Both Microsoft’s ‘Metro’ and Apple’s iOS7 interface designs were based on the concept of a typical magazine layout, which is not a bad concept for a tablet which is held and used like a magazine. The problem is, magazine content is not interactive. The user does not have to press on a specific spot on the magazine page to turn it. Also PCs are not held or used like magazines. That which conceptually makes sense on a tablet is completely non-sensical on a PC.
Why skeuomorphic design is essential for Apple.
According to the Oxford online dictionary, Skeuomorphic means an element of a graphical user interface which mimics a physical object.
So, why is this important? because the entire concept of a graphical user interface design is based on the idea that computer information should be presented to the user as representations of familiar real-world physical objects. This is why today we have documents, folders, buttons, menus and windows instead of plain text lists and printouts.
A good user interface design should never abandon skeuomorphism. Does everything on screen need to be a close imitation of a real-life physical object? No. But it does need to be presented in a way that the human mind finds familiar and logical. Windows and other objects that ‘float’ should cast shadows to the background, because that’s what the human brain expects to see. Buttons should resemble physical objects and extrude from the surface of the UI, because the user has to push them, even virtually.

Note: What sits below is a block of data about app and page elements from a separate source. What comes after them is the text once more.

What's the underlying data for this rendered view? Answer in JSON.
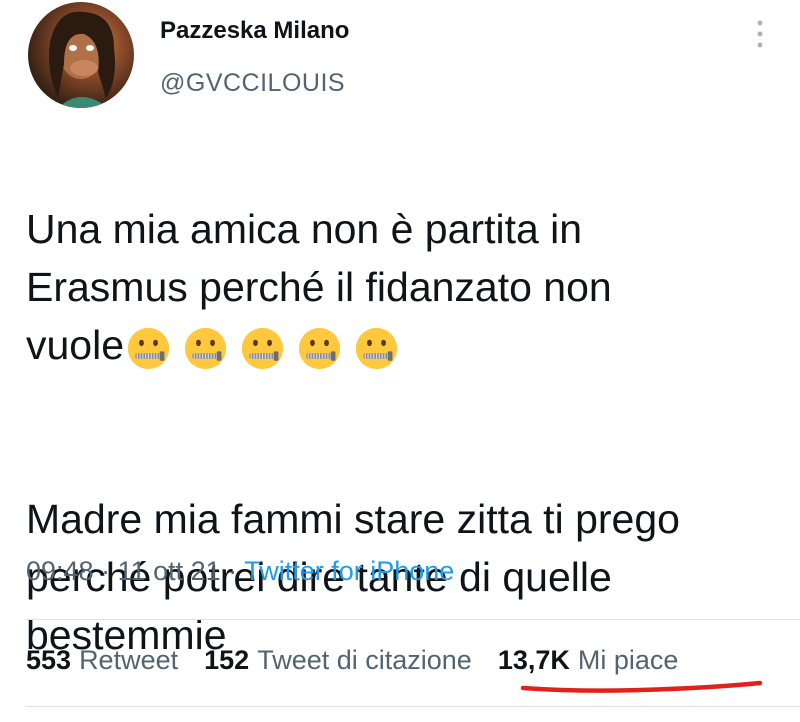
{
  "user": {
    "display_name": "Pazzeska Milano",
    "handle": "@GVCCILOUIS"
  },
  "tweet": {
    "paragraph1": "Una mia amica non è partita in\nErasmus perché il fidanzato non\nvuole",
    "emoji_count": 5,
    "emoji_icon": "zipper-mouth-face",
    "paragraph2": "Madre mia fammi stare zitta ti prego\nperché potrei dire tante di quelle\nbestemmie",
    "time": "09:48",
    "date": "11 ott 21",
    "source": "Twitter for iPhone",
    "separator": "·"
  },
  "stats": {
    "retweets_count": "553",
    "retweets_label": "Retweet",
    "quotes_count": "152",
    "quotes_label": "Tweet di citazione",
    "likes_count": "13,7K",
    "likes_label": "Mi piace"
  },
  "colors": {
    "text": "#0f1419",
    "secondary": "#536471",
    "link": "#1d9bf0",
    "annotation": "#e0221b",
    "emoji_face": "#ffc83d"
  }
}
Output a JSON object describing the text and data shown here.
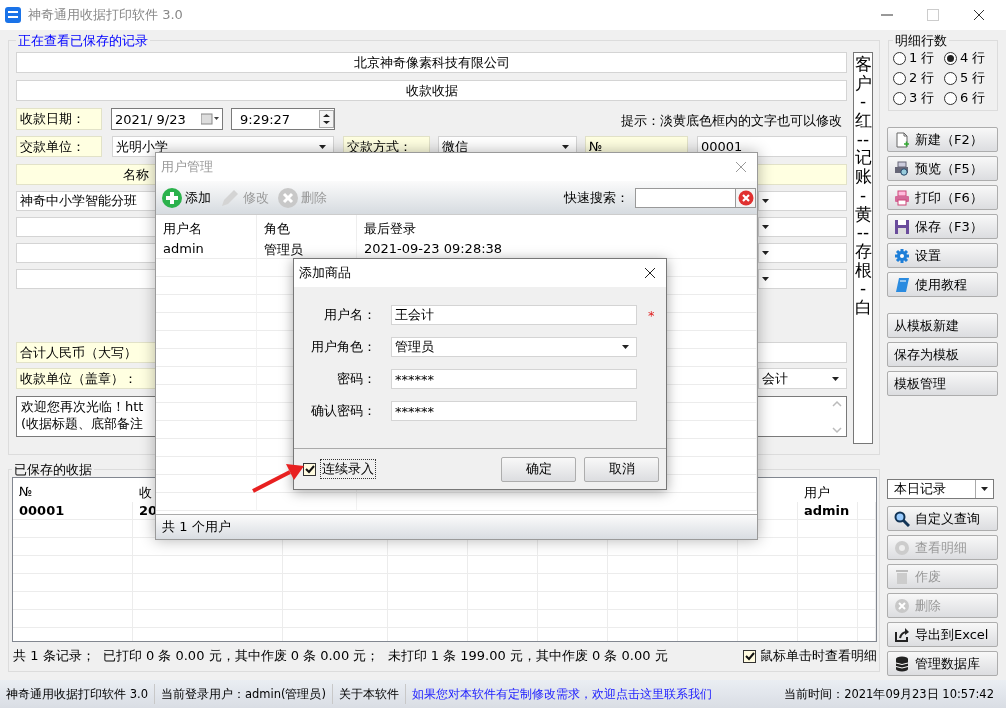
{
  "window": {
    "title": "神奇通用收据打印软件 3.0"
  },
  "receipt_form": {
    "legend": "正在查看已保存的记录",
    "company": "北京神奇像素科技有限公司",
    "receipt_title": "收款收据",
    "date_label": "收款日期：",
    "date": "2021/ 9/23",
    "time": "9:29:27",
    "hint": "提示：淡黄底色框内的文字也可以修改",
    "payer_label": "交款单位：",
    "payer": "光明小学",
    "method_label": "交款方式：",
    "method": "微信",
    "number_label": "№",
    "number": "00001",
    "item_header": "名称",
    "items": [
      {
        "name": "神奇中小学智能分班"
      }
    ],
    "total_label": "合计人民币（大写）",
    "payee_label": "收款单位（盖章）：",
    "payee": "会计",
    "remarks": [
      "欢迎您再次光临！htt",
      "(收据标题、底部备注"
    ],
    "copies_strip": "客户-红--记账-黄--存根-白"
  },
  "detail_rows": {
    "title": "明细行数",
    "options": [
      {
        "label": "1 行",
        "selected": false
      },
      {
        "label": "2 行",
        "selected": false
      },
      {
        "label": "3 行",
        "selected": false
      },
      {
        "label": "4 行",
        "selected": true
      },
      {
        "label": "5 行",
        "selected": false
      },
      {
        "label": "6 行",
        "selected": false
      }
    ]
  },
  "actions": [
    {
      "label": "新建（F2）",
      "kind": "new"
    },
    {
      "label": "预览（F5）",
      "kind": "preview"
    },
    {
      "label": "打印（F6）",
      "kind": "print"
    },
    {
      "label": "保存（F3）",
      "kind": "save"
    },
    {
      "label": "设置",
      "kind": "settings"
    },
    {
      "label": "使用教程",
      "kind": "book"
    }
  ],
  "template_actions": [
    "从模板新建",
    "保存为模板",
    "模板管理"
  ],
  "saved_receipts": {
    "title": "已保存的收据",
    "columns": [
      "№",
      "收",
      "用户"
    ],
    "rows": [
      [
        "00001",
        "20",
        "admin"
      ]
    ],
    "summary": "共 1 条记录；  已打印 0 条 0.00 元，其中作废 0 条 0.00 元；  未打印 1 条 199.00 元，其中作废 0 条 0.00 元",
    "click_view": {
      "label": "鼠标单击时查看明细",
      "checked": true
    }
  },
  "record_filter": "本日记录",
  "query_actions": [
    {
      "label": "自定义查询",
      "kind": "search",
      "disabled": false
    },
    {
      "label": "查看明细",
      "kind": "disc",
      "disabled": true
    },
    {
      "label": "作废",
      "kind": "trash",
      "disabled": true
    },
    {
      "label": "删除",
      "kind": "delete",
      "disabled": true
    },
    {
      "label": "导出到Excel",
      "kind": "export",
      "disabled": false
    },
    {
      "label": "管理数据库",
      "kind": "database",
      "disabled": false
    }
  ],
  "status_bar": {
    "app": "神奇通用收据打印软件 3.0",
    "user": "当前登录用户：admin(管理员)",
    "about": "关于本软件",
    "contact": "如果您对本软件有定制修改需求，欢迎点击这里联系我们",
    "time": "当前时间：2021年09月23日 10:57:42"
  },
  "user_dialog": {
    "title": "用户管理",
    "toolbar": [
      {
        "label": "添加",
        "kind": "add",
        "disabled": false
      },
      {
        "label": "修改",
        "kind": "edit",
        "disabled": true
      },
      {
        "label": "删除",
        "kind": "remove",
        "disabled": true
      }
    ],
    "search_label": "快速搜索：",
    "columns": [
      "用户名",
      "角色",
      "最后登录"
    ],
    "rows": [
      [
        "admin",
        "管理员",
        "2021-09-23 09:28:38"
      ]
    ],
    "footer": "共 1 个用户"
  },
  "add_dialog": {
    "title": "添加商品",
    "fields": [
      {
        "label": "用户名：",
        "value": "王会计",
        "kind": "text",
        "required_mark": "*"
      },
      {
        "label": "用户角色：",
        "value": "管理员",
        "kind": "select"
      },
      {
        "label": "密码：",
        "value": "******",
        "kind": "text"
      },
      {
        "label": "确认密码：",
        "value": "******",
        "kind": "text"
      }
    ],
    "continuous": {
      "label": "连续录入",
      "checked": true
    },
    "buttons": [
      "确定",
      "取消"
    ]
  }
}
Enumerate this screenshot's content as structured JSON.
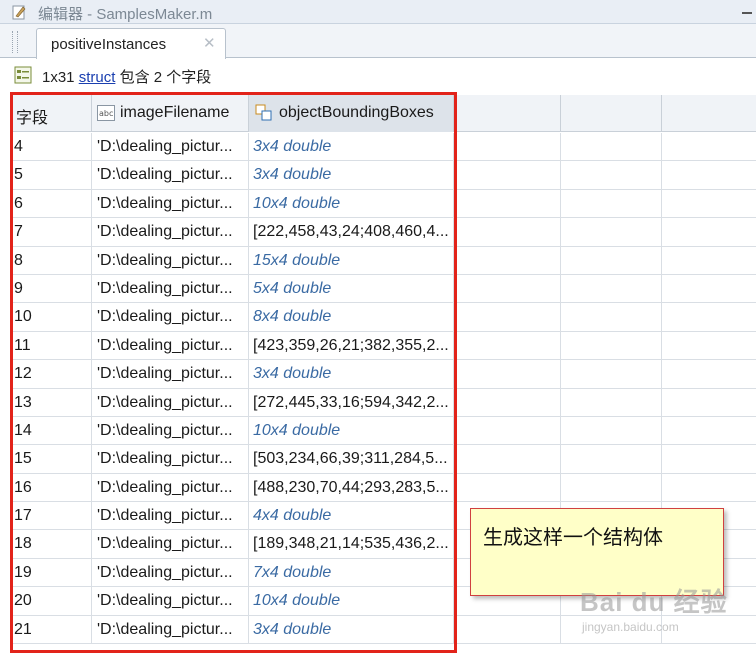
{
  "window": {
    "title": "编辑器 - SamplesMaker.m"
  },
  "tabs": [
    {
      "label": "positiveInstances",
      "close": "✕"
    }
  ],
  "info": {
    "size": "1x31",
    "type_link": "struct",
    "text_mid": "包含",
    "count": "2",
    "text_end": "个字段"
  },
  "table": {
    "columns": [
      "字段",
      "imageFilename",
      "objectBoundingBoxes"
    ],
    "column_icons": [
      "abc-icon",
      "cell-array-icon"
    ],
    "rows": [
      {
        "id": "4",
        "file": "'D:\\dealing_pictur...",
        "boxes": "3x4 double",
        "summary": true
      },
      {
        "id": "5",
        "file": "'D:\\dealing_pictur...",
        "boxes": "3x4 double",
        "summary": true
      },
      {
        "id": "6",
        "file": "'D:\\dealing_pictur...",
        "boxes": "10x4 double",
        "summary": true
      },
      {
        "id": "7",
        "file": "'D:\\dealing_pictur...",
        "boxes": "[222,458,43,24;408,460,4...",
        "summary": false
      },
      {
        "id": "8",
        "file": "'D:\\dealing_pictur...",
        "boxes": "15x4 double",
        "summary": true
      },
      {
        "id": "9",
        "file": "'D:\\dealing_pictur...",
        "boxes": "5x4 double",
        "summary": true
      },
      {
        "id": "10",
        "file": "'D:\\dealing_pictur...",
        "boxes": "8x4 double",
        "summary": true
      },
      {
        "id": "11",
        "file": "'D:\\dealing_pictur...",
        "boxes": "[423,359,26,21;382,355,2...",
        "summary": false
      },
      {
        "id": "12",
        "file": "'D:\\dealing_pictur...",
        "boxes": "3x4 double",
        "summary": true
      },
      {
        "id": "13",
        "file": "'D:\\dealing_pictur...",
        "boxes": "[272,445,33,16;594,342,2...",
        "summary": false
      },
      {
        "id": "14",
        "file": "'D:\\dealing_pictur...",
        "boxes": "10x4 double",
        "summary": true
      },
      {
        "id": "15",
        "file": "'D:\\dealing_pictur...",
        "boxes": "[503,234,66,39;311,284,5...",
        "summary": false
      },
      {
        "id": "16",
        "file": "'D:\\dealing_pictur...",
        "boxes": "[488,230,70,44;293,283,5...",
        "summary": false
      },
      {
        "id": "17",
        "file": "'D:\\dealing_pictur...",
        "boxes": "4x4 double",
        "summary": true
      },
      {
        "id": "18",
        "file": "'D:\\dealing_pictur...",
        "boxes": "[189,348,21,14;535,436,2...",
        "summary": false
      },
      {
        "id": "19",
        "file": "'D:\\dealing_pictur...",
        "boxes": "7x4 double",
        "summary": true
      },
      {
        "id": "20",
        "file": "'D:\\dealing_pictur...",
        "boxes": "10x4 double",
        "summary": true
      },
      {
        "id": "21",
        "file": "'D:\\dealing_pictur...",
        "boxes": "3x4 double",
        "summary": true
      }
    ]
  },
  "annotation": {
    "text": "生成这样一个结构体",
    "highlight_color": "#e2231a",
    "note_bg": "#ffffc8"
  },
  "watermark": {
    "main": "Bai du 经验",
    "sub": "jingyan.baidu.com"
  },
  "colors": {
    "link": "#1a3fb0",
    "summary_text": "#3a6aa3",
    "header_bg": "#f0f3f7"
  }
}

The whole design philosophy behind the graphical user interface is that it is human-centric, i.e. computers have to adapt to human needs and concepts. By abandoning skeuomorphism, we actually abandon the very essence of the graphical user interface: human-centric design. Which happens to be the reason the Apple Mac changed the way we use computers.